▶ WHAT YOU NEED TO DO
Copy every entry exactly.

----------

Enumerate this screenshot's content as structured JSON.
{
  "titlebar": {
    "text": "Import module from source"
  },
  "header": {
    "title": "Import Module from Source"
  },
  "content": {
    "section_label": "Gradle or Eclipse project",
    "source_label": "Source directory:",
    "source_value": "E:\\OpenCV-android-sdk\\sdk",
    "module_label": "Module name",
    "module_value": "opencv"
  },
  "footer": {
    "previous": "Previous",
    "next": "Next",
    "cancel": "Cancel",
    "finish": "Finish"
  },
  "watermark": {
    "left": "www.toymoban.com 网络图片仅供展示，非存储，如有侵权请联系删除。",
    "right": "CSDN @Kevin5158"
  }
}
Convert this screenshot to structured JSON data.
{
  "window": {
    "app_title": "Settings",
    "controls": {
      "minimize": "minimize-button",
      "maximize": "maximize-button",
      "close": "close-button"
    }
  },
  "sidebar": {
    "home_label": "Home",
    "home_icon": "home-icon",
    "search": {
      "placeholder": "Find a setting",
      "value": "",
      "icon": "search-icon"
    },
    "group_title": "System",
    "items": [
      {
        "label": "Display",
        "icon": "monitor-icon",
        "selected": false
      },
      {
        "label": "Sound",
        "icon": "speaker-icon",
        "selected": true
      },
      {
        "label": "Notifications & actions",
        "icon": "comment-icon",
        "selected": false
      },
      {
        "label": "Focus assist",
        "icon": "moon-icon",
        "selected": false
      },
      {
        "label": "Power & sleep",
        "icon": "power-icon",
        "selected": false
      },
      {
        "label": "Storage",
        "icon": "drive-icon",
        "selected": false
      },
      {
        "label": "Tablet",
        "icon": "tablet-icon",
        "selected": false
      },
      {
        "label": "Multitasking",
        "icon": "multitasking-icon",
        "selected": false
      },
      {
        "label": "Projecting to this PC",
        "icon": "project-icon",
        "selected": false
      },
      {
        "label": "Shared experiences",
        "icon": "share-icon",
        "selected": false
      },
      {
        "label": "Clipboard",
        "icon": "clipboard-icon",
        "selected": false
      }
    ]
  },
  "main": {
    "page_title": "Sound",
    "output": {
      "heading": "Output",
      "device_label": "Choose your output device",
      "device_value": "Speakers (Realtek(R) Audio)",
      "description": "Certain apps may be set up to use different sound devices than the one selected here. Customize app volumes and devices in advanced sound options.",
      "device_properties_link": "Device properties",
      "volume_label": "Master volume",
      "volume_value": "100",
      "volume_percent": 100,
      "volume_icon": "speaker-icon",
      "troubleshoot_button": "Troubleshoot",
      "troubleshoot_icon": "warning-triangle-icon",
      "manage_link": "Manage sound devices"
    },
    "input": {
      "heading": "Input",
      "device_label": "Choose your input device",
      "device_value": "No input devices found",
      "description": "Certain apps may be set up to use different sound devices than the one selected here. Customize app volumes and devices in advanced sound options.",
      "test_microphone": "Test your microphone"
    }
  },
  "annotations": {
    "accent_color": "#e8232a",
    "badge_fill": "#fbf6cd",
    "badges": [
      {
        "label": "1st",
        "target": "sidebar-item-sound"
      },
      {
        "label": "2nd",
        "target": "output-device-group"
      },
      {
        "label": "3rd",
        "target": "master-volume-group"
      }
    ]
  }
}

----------

▶ TASK OUTPUT
Enumerate this screenshot's content as structured JSON.
{
  "titlebar": {
    "text": "Import module from source"
  },
  "header": {
    "title": "Import Module from Source"
  },
  "content": {
    "section_label": "Gradle or Eclipse project",
    "source_label": "Source directory:",
    "source_value": "E:\\OpenCV-android-sdk\\sdk",
    "module_label": "Module name",
    "module_value": "opencv"
  },
  "footer": {
    "previous": "Previous",
    "next": "Next",
    "cancel": "Cancel",
    "finish": "Finish"
  },
  "watermark": {
    "left": "www.toymoban.com 网络图片仅供展示，非存储，如有侵权请联系删除。",
    "right": "CSDN @Kevin5158"
  }
}
Convert this screenshot to structured JSON data.
{
  "window": {
    "app_title": "Settings",
    "controls": {
      "minimize": "minimize-button",
      "maximize": "maximize-button",
      "close": "close-button"
    }
  },
  "sidebar": {
    "home_label": "Home",
    "home_icon": "home-icon",
    "search": {
      "placeholder": "Find a setting",
      "value": "",
      "icon": "search-icon"
    },
    "group_title": "System",
    "items": [
      {
        "label": "Display",
        "icon": "monitor-icon",
        "selected": false
      },
      {
        "label": "Sound",
        "icon": "speaker-icon",
        "selected": true
      },
      {
        "label": "Notifications & actions",
        "icon": "comment-icon",
        "selected": false
      },
      {
        "label": "Focus assist",
        "icon": "moon-icon",
        "selected": false
      },
      {
        "label": "Power & sleep",
        "icon": "power-icon",
        "selected": false
      },
      {
        "label": "Storage",
        "icon": "drive-icon",
        "selected": false
      },
      {
        "label": "Tablet",
        "icon": "tablet-icon",
        "selected": false
      },
      {
        "label": "Multitasking",
        "icon": "multitasking-icon",
        "selected": false
      },
      {
        "label": "Projecting to this PC",
        "icon": "project-icon",
        "selected": false
      },
      {
        "label": "Shared experiences",
        "icon": "share-icon",
        "selected": false
      },
      {
        "label": "Clipboard",
        "icon": "clipboard-icon",
        "selected": false
      }
    ]
  },
  "main": {
    "page_title": "Sound",
    "output": {
      "heading": "Output",
      "device_label": "Choose your output device",
      "device_value": "Speakers (Realtek(R) Audio)",
      "description": "Certain apps may be set up to use different sound devices than the one selected here. Customize app volumes and devices in advanced sound options.",
      "device_properties_link": "Device properties",
      "volume_label": "Master volume",
      "volume_value": "100",
      "volume_percent": 100,
      "volume_icon": "speaker-icon",
      "troubleshoot_button": "Troubleshoot",
      "troubleshoot_icon": "warning-triangle-icon",
      "manage_link": "Manage sound devices"
    },
    "input": {
      "heading": "Input",
      "device_label": "Choose your input device",
      "device_value": "No input devices found",
      "description": "Certain apps may be set up to use different sound devices than the one selected here. Customize app volumes and devices in advanced sound options.",
      "test_microphone": "Test your microphone"
    }
  },
  "annotations": {
    "accent_color": "#e8232a",
    "badge_fill": "#fbf6cd",
    "badges": [
      {
        "label": "1st",
        "target": "sidebar-item-sound"
      },
      {
        "label": "2nd",
        "target": "output-device-group"
      },
      {
        "label": "3rd",
        "target": "master-volume-group"
      }
    ]
  }
}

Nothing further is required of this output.